Could you show all lines in the entries below that contain the string "Well"?

— EXERCISE DATA —
BEGIN

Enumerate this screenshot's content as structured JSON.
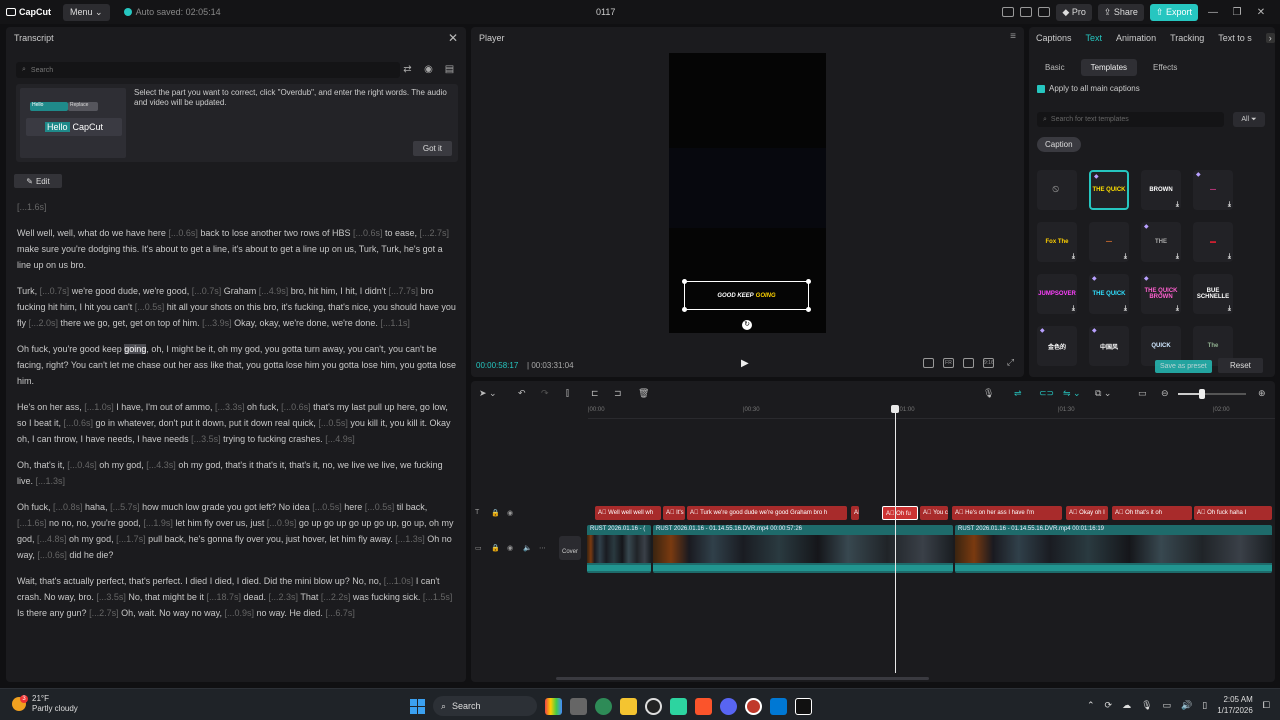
{
  "titlebar": {
    "logo": "CapCut",
    "menu": "Menu",
    "autosave": "Auto saved: 02:05:14",
    "project": "0117",
    "pro": "Pro",
    "share": "Share",
    "export": "Export"
  },
  "transcript": {
    "title": "Transcript",
    "search_placeholder": "Search",
    "tip": {
      "tag1": "Hello",
      "tag2": "Replace",
      "hello_hl": "Hello",
      "hello_rest": "CapCut",
      "text": "Select the part you want to correct, click \"Overdub\", and enter the right words. The audio and video will be updated.",
      "button": "Got it"
    },
    "edit": "Edit",
    "first_gap": "[...1.6s]",
    "paragraphs": [
      [
        [
          "Well well, well, what do we have here ",
          0
        ],
        [
          "[...0.6s]",
          1
        ],
        [
          " back to lose another two rows of HBS ",
          0
        ],
        [
          "[...0.6s]",
          1
        ],
        [
          " to ease, ",
          0
        ],
        [
          "[...2.7s]",
          1
        ],
        [
          " make sure you're dodging this. It's about to get a line, it's about to get a line up on us, Turk, Turk, he's got a line up on us bro.",
          0
        ]
      ],
      [
        [
          "Turk, ",
          0
        ],
        [
          "[...0.7s]",
          1
        ],
        [
          " we're good dude, we're good, ",
          0
        ],
        [
          "[...0.7s]",
          1
        ],
        [
          " Graham ",
          0
        ],
        [
          "[...4.9s]",
          1
        ],
        [
          " bro, hit him, I hit, I didn't ",
          0
        ],
        [
          "[...7.7s]",
          1
        ],
        [
          " bro fucking hit him, I hit you can't ",
          0
        ],
        [
          "[...0.5s]",
          1
        ],
        [
          " hit all your shots on this bro, it's fucking, that's nice, you should have you fly ",
          0
        ],
        [
          "[...2.0s]",
          1
        ],
        [
          " there we go, get, get on top of him. ",
          0
        ],
        [
          "[...3.9s]",
          1
        ],
        [
          " Okay, okay, we're done, we're done. ",
          0
        ],
        [
          "[...1.1s]",
          1
        ]
      ],
      [
        [
          "Oh fuck, you're good keep ",
          0
        ],
        [
          "going",
          2
        ],
        [
          ", oh, I might be it, oh my god, you gotta turn away, you can't, you can't be facing, right? You can't let me chase out her ass like that, you gotta lose him you gotta lose him, you gotta lose him.",
          0
        ]
      ],
      [
        [
          "He's on her ass, ",
          0
        ],
        [
          "[...1.0s]",
          1
        ],
        [
          " I have, I'm out of ammo, ",
          0
        ],
        [
          "[...3.3s]",
          1
        ],
        [
          " oh fuck, ",
          0
        ],
        [
          "[...0.6s]",
          1
        ],
        [
          " that's my last pull up here, go low, so I beat it, ",
          0
        ],
        [
          "[...0.6s]",
          1
        ],
        [
          " go in whatever, don't put it down, put it down real quick, ",
          0
        ],
        [
          "[...0.5s]",
          1
        ],
        [
          " you kill it, you kill it. Okay oh, I can throw, I have needs, I have needs ",
          0
        ],
        [
          "[...3.5s]",
          1
        ],
        [
          " trying to fucking crashes. ",
          0
        ],
        [
          "[...4.9s]",
          1
        ]
      ],
      [
        [
          "Oh, that's it, ",
          0
        ],
        [
          "[...0.4s]",
          1
        ],
        [
          " oh my god, ",
          0
        ],
        [
          "[...4.3s]",
          1
        ],
        [
          " oh my god, that's it that's it, that's it, no, we live we live, we fucking live. ",
          0
        ],
        [
          "[...1.3s]",
          1
        ]
      ],
      [
        [
          "Oh fuck, ",
          0
        ],
        [
          "[...0.8s]",
          1
        ],
        [
          " haha, ",
          0
        ],
        [
          "[...5.7s]",
          1
        ],
        [
          " how much low grade you got left? No idea ",
          0
        ],
        [
          "[...0.5s]",
          1
        ],
        [
          " here ",
          0
        ],
        [
          "[...0.5s]",
          1
        ],
        [
          " til back, ",
          0
        ],
        [
          "[...1.6s]",
          1
        ],
        [
          " no no, no, you're good, ",
          0
        ],
        [
          "[...1.9s]",
          1
        ],
        [
          " let him fly over us, just ",
          0
        ],
        [
          "[...0.9s]",
          1
        ],
        [
          " go up go up go up go up, go up, oh my god, ",
          0
        ],
        [
          "[...4.8s]",
          1
        ],
        [
          " oh my god, ",
          0
        ],
        [
          "[...1.7s]",
          1
        ],
        [
          " pull back, he's gonna fly over you, just hover, let him fly away. ",
          0
        ],
        [
          "[...1.3s]",
          1
        ],
        [
          " Oh no way, ",
          0
        ],
        [
          "[...0.6s]",
          1
        ],
        [
          " did he die?",
          0
        ]
      ],
      [
        [
          "Wait, that's actually perfect, that's perfect. I died I died, I died. Did the mini blow up? No, no, ",
          0
        ],
        [
          "[...1.0s]",
          1
        ],
        [
          " I can't crash. No way, bro. ",
          0
        ],
        [
          "[...3.5s]",
          1
        ],
        [
          " No, that might be it ",
          0
        ],
        [
          "[...18.7s]",
          1
        ],
        [
          " dead. ",
          0
        ],
        [
          "[...2.3s]",
          1
        ],
        [
          " That ",
          0
        ],
        [
          "[...2.2s]",
          1
        ],
        [
          " was fucking sick. ",
          0
        ],
        [
          "[...1.5s]",
          1
        ],
        [
          " Is there any gun? ",
          0
        ],
        [
          "[...2.7s]",
          1
        ],
        [
          " Oh, wait. No way no way, ",
          0
        ],
        [
          "[...0.9s]",
          1
        ],
        [
          " no way. He died. ",
          0
        ],
        [
          "[...6.7s]",
          1
        ]
      ]
    ]
  },
  "player": {
    "title": "Player",
    "caption_white": "GOOD KEEP",
    "caption_yellow": "GOING",
    "time_current": "00:00:58:17",
    "time_total": "00:03:31:04"
  },
  "props": {
    "tabs": [
      "Captions",
      "Text",
      "Animation",
      "Tracking",
      "Text to s"
    ],
    "active_tab": "Text",
    "subtabs": [
      "Basic",
      "Templates",
      "Effects"
    ],
    "active_subtab": "Templates",
    "apply_all": "Apply to all main captions",
    "search_placeholder": "Search for text templates",
    "all_filter": "All",
    "category": "Caption",
    "templates": [
      {
        "label": "⃠",
        "color": "#888888"
      },
      {
        "label": "THE QUICK",
        "color": "#ffe000"
      },
      {
        "label": "BROWN",
        "color": "#ffffff"
      },
      {
        "label": "—",
        "color": "#ff40a0"
      },
      {
        "label": "Fox The",
        "color": "#ffd000"
      },
      {
        "label": "—",
        "color": "#ff8030"
      },
      {
        "label": "THE",
        "color": "#aaaaaa"
      },
      {
        "label": "▬",
        "color": "#cc2030"
      },
      {
        "label": "JUMPSOVER",
        "color": "#ff40ff"
      },
      {
        "label": "THE QUICK",
        "color": "#30e0ff"
      },
      {
        "label": "THE QUICK BROWN",
        "color": "#ff60d0"
      },
      {
        "label": "BUE SCHNELLE",
        "color": "#ffffff"
      },
      {
        "label": "金色的",
        "color": "#ffffff"
      },
      {
        "label": "中国风",
        "color": "#ffffff"
      },
      {
        "label": "QUICK",
        "color": "#d0e8ff"
      },
      {
        "label": "The",
        "color": "#90b090"
      }
    ],
    "save_preset": "Save as preset",
    "reset": "Reset"
  },
  "timeline": {
    "ticks": [
      "|00:00",
      "|00:30",
      "|01:00",
      "|01:30",
      "|02:00"
    ],
    "cover": "Cover",
    "captions": [
      "Well well well wh",
      "It's",
      "Turk we're good dude we're good Graham bro h",
      "A",
      "Oh fu",
      "You c",
      "He's on her ass I have I'm",
      "Okay oh I",
      "Oh that's it oh",
      "Oh fuck haha I"
    ],
    "clips": [
      "RUST 2026.01.16 - (",
      "RUST 2026.01.16 - 01.14.55.16.DVR.mp4  00:00:57:26",
      "RUST 2026.01.16 - 01.14.55.16.DVR.mp4  00:01:16:19"
    ]
  },
  "taskbar": {
    "temp": "21°F",
    "weather": "Partly cloudy",
    "weather_badge": "3",
    "search": "Search",
    "time": "2:05 AM",
    "date": "1/17/2026"
  }
}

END

— EXPECTED OUTPUT —
          "Well well, well, what do we have here ",
      "Well well well wh",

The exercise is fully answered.